→ **Task to carry out**:
Each entry below should be retyped exactly, with nothing omitted.

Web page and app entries
------------------------------------------------

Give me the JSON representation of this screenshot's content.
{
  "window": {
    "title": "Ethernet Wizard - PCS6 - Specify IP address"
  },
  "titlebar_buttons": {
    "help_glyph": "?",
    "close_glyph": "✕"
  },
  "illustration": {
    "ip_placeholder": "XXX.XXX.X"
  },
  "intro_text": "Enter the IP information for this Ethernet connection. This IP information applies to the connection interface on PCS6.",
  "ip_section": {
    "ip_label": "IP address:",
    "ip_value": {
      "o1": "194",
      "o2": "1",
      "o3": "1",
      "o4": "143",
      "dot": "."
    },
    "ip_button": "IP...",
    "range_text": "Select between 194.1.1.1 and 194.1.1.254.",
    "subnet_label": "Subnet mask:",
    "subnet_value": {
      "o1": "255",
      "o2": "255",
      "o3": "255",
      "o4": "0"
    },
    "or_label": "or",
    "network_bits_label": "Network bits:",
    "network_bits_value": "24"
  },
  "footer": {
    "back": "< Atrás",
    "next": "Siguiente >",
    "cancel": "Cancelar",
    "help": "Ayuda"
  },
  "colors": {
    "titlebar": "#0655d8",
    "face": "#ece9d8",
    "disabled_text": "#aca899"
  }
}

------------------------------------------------

→ **Response box**:
Give me the JSON representation of this screenshot's content.
{
  "window": {
    "title": "Ethernet Wizard - PCS6 - Specify IP address"
  },
  "titlebar_buttons": {
    "help_glyph": "?",
    "close_glyph": "✕"
  },
  "illustration": {
    "ip_placeholder": "XXX.XXX.X"
  },
  "intro_text": "Enter the IP information for this Ethernet connection. This IP information applies to the connection interface on PCS6.",
  "ip_section": {
    "ip_label": "IP address:",
    "ip_value": {
      "o1": "194",
      "o2": "1",
      "o3": "1",
      "o4": "143",
      "dot": "."
    },
    "ip_button": "IP...",
    "range_text": "Select between 194.1.1.1 and 194.1.1.254.",
    "subnet_label": "Subnet mask:",
    "subnet_value": {
      "o1": "255",
      "o2": "255",
      "o3": "255",
      "o4": "0"
    },
    "or_label": "or",
    "network_bits_label": "Network bits:",
    "network_bits_value": "24"
  },
  "footer": {
    "back": "< Atrás",
    "next": "Siguiente >",
    "cancel": "Cancelar",
    "help": "Ayuda"
  },
  "colors": {
    "titlebar": "#0655d8",
    "face": "#ece9d8",
    "disabled_text": "#aca899"
  }
}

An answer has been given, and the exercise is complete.